    Studies show that sexual predators do not have gender preferences and merely go for targets of opportunity. Most prefer girls but lack the access to them. But don’t let facts get in the way of your defamation.

    But its nice to know who here are malicious lying bigots (and probably closet pedophiles).

  • What you have, no matter how upright, is not a marriage. Imitating marriage does not qualify as a marriage, just like plastic surgery does not change one’s gender. It is a superficial deception, a lie, now somehow being recognized as what it is pretending to be.
    Gays in partnerships should leave it at that. Their rights are equal to those married, so including it in the marriage definition is over-the-top pandering to a noisy minority.

  • But its nice to know who here are malicious lying bigots (and probably closet pedophiles). – Larry

    Yes, yes, they march under and fly proudly the rainbow flag. Some as Catholics and some as hidden “Boy Scout” leaders.

    But the same old ancient ev_l is the driving force.

  • BB, I am pretty certain you are a pedophile looking to shift suspicion elsewhere. Its usually the people who crow the loudest are the ones hiding the deepest secrets.

    How could there be so many child molesters in the Boy Scouts and Catholic Church when they go out of their way to remove people who are in consensual adult homosexual relations? Oh right, those people, have nothing to do with it.

    People shouldn’t talk about evil when they engage in petty defamation and outright lying like you do.

  • Larry just verified my remark with his Leftist retort. Again, the Leftists have only two positions on any subject, the Leftist position, and the position that everyone else is a hater, who disagrees with the Leftist position.

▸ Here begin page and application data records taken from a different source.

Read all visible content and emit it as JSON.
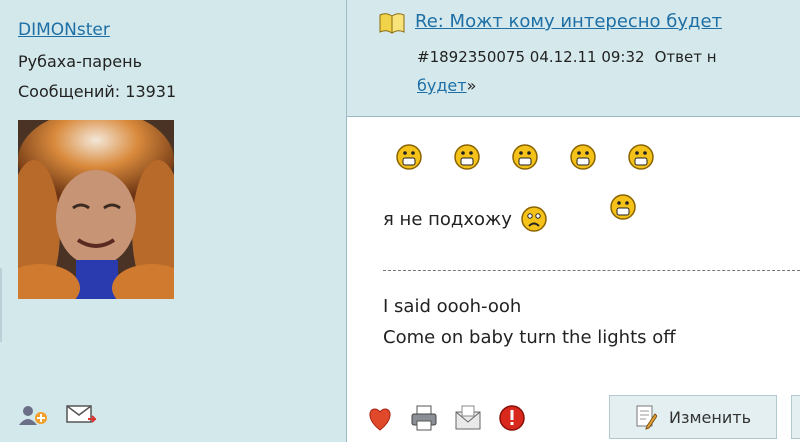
{
  "author": {
    "username": "DIMONster",
    "rank": "Рубаха-парень",
    "messages_label": "Сообщений: 13931",
    "actions": [
      {
        "icon": "add-friend-icon"
      },
      {
        "icon": "send-message-icon"
      }
    ]
  },
  "post": {
    "title": "Re: Можт кому интересно будет",
    "meta": "#1892350075 04.12.11 09:32",
    "reply_label": "Ответ н",
    "reply_link": "будет",
    "reply_suffix": "»",
    "body_line": "я не подхожу",
    "lyrics": [
      "I said oooh-ooh",
      "Come on baby turn the lights off"
    ],
    "smiley_row_icons": [
      "grin-smiley-icon",
      "grin-smiley-icon",
      "grin-smiley-icon",
      "grin-smiley-icon",
      "grin-smiley-icon"
    ],
    "action_icons": [
      "heart-icon",
      "printer-icon",
      "mail-icon",
      "warning-icon"
    ],
    "edit_label": "Изменить"
  },
  "colors": {
    "panel_bg": "#d3e8eb",
    "link": "#1d6fa6",
    "body_bg": "#ffffff"
  }
}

  • Calling me a “leftist” doesn’t make your statements factually correct nor is it a denial of bad behavior of people who you gladly support. ALl you are telling me is that you have nothing of value to say in response other than childish name calling.